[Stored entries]
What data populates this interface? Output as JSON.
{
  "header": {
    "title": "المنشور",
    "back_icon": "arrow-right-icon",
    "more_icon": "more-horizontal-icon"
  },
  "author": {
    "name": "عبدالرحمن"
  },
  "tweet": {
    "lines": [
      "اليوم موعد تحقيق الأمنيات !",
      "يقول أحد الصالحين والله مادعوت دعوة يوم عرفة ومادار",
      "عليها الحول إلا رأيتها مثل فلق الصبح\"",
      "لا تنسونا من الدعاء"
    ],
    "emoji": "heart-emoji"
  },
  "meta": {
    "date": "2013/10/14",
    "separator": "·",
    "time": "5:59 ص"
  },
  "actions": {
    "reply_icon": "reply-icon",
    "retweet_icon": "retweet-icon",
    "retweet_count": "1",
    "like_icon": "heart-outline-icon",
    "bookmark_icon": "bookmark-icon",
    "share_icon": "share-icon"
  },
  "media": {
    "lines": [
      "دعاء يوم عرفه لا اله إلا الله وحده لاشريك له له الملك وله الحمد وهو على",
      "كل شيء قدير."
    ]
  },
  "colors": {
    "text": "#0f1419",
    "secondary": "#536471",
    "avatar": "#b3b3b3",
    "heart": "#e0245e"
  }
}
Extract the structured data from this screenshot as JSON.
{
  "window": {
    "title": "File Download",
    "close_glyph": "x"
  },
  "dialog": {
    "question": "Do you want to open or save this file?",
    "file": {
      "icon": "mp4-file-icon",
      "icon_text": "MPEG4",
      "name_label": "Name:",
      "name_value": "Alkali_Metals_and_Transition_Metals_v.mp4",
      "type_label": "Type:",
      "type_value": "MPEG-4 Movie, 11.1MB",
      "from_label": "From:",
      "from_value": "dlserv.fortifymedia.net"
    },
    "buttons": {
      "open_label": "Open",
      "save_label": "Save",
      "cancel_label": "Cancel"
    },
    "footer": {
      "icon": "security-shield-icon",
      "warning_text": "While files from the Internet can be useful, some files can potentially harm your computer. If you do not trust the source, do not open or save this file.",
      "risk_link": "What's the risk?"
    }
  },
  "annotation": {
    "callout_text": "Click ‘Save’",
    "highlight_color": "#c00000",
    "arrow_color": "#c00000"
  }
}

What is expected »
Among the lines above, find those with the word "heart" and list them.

Your response »
    "emoji": "heart-emoji"
    "like_icon": "heart-outline-icon",
    "heart": "#e0245e"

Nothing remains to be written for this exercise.